For all of the muckraking, shouting, and yellow journalism, the public actually came through. And there is a lesson there, too, I think.

3 comments:

Suzanne said...

Well said!!!!!!! An extra big hug to Kate for everything she does, what she puts up with (you included), and for keeping us safe. =) ~ Suzy

Rob Carlson said...

Most security professionals endorse random security checks since ethnic-based profiling is filled with bias and only puts the odds in your favor until the group you are trying to detect recruits from someone outside your profile -- at which time the odds become staggeringly against detection. So when I see a picture of a 80 year old catholic nun going through a magnetometer, I don't have any problem with it, and actually feel like that might be a positive safety measure.

To the point of what people do and don't need inside an airline cabin, I disagree that the current methods are useful or even relevant. Pocketknives were fine until someone used razor blades. Shoes stayed on everybody's feet until someone tried to set theirs on fire. Nobody complained about oversized hair spray bottles until binary explosives were the threat du jour.

Responding to yesterday's threat is the hallmark of a lumbering and overly bureaucratic security apparatus, and doesn't make us any safer. If a water or shampoo bottle has _any_ chance of being half of a binary explosive, why would a screener throw it into a common trash bin in the middle of the checkpoint? A reasonable response would be to isolate and destroy it as you would any other explosive.

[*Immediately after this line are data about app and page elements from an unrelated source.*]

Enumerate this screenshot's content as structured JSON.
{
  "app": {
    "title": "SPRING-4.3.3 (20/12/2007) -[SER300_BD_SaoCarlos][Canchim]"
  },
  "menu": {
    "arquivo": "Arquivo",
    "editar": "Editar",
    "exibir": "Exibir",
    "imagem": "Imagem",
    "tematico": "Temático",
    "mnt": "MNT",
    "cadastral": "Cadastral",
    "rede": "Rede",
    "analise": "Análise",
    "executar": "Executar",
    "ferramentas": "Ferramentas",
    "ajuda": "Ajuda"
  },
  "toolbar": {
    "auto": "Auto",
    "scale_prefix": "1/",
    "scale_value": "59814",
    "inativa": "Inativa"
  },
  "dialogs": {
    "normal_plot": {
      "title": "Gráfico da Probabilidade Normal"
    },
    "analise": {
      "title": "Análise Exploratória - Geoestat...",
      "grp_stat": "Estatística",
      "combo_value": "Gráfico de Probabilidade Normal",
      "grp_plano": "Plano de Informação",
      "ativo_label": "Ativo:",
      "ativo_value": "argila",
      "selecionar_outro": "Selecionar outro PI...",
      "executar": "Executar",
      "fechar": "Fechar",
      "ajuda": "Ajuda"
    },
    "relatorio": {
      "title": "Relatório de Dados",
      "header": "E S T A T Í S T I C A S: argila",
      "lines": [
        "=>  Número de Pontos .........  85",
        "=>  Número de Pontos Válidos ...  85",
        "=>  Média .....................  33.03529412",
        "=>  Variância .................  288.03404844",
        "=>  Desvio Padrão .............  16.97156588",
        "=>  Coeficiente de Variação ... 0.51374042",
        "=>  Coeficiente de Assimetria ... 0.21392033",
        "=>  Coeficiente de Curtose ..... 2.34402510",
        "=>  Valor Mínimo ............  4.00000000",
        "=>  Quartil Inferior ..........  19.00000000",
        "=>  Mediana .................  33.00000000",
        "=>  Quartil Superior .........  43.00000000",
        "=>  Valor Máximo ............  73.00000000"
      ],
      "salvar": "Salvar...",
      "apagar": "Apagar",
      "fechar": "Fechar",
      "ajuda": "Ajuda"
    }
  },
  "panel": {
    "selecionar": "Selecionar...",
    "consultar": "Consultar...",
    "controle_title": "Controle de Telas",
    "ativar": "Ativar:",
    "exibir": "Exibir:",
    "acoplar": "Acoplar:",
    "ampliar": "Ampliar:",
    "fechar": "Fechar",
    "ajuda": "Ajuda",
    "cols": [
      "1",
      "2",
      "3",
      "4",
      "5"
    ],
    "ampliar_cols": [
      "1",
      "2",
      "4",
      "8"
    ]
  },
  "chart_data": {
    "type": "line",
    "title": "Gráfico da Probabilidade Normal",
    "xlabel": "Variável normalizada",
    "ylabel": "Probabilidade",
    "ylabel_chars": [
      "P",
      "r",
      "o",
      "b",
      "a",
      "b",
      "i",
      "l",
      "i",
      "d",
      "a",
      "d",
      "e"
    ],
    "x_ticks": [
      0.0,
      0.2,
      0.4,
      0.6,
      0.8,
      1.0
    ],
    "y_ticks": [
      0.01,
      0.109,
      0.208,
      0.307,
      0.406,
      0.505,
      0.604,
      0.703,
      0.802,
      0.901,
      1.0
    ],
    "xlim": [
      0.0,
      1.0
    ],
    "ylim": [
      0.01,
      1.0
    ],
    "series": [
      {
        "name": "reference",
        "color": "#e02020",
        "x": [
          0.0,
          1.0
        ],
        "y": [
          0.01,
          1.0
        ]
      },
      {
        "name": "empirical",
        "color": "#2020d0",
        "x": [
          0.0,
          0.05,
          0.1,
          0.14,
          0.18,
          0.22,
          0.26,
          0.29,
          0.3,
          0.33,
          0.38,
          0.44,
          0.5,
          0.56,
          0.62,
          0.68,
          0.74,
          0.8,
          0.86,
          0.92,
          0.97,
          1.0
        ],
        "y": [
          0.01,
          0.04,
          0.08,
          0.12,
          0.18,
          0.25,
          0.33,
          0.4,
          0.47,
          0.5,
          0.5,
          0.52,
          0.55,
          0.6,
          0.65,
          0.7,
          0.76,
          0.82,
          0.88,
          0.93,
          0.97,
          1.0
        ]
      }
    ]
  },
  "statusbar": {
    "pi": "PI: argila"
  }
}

So why aren't we doing that? Because nobody actually believes that travelers are bringing binary explosives in their shampoo, but John Pistole needs to make sure his backside is covered for every attack mode that's ever been tried before. Since that CYA is as simple as restricting items available to travelers, they get couched as "security measures" and the traveling public are forced to cater to rules that don't actually make them safer.

Tad said...

Thank you, Suzy!

And Rob, I think most security professionals (including those at TSA who actually have a security background) would tend to agree that protecting against "yesterday's threat" is a frustrating non-starter... however, there is a lot that the general public isn't told about security procedures precisely because you don't want to put too much information in the hands of tomorrow's threat.

I think the key to this is for everyone to examine what they think is "unreasonable" about these searches, because that is the word used in the Fourth Amendment. Then figure out who decides what is and isn't "unreasonable" - and take your issues up with them.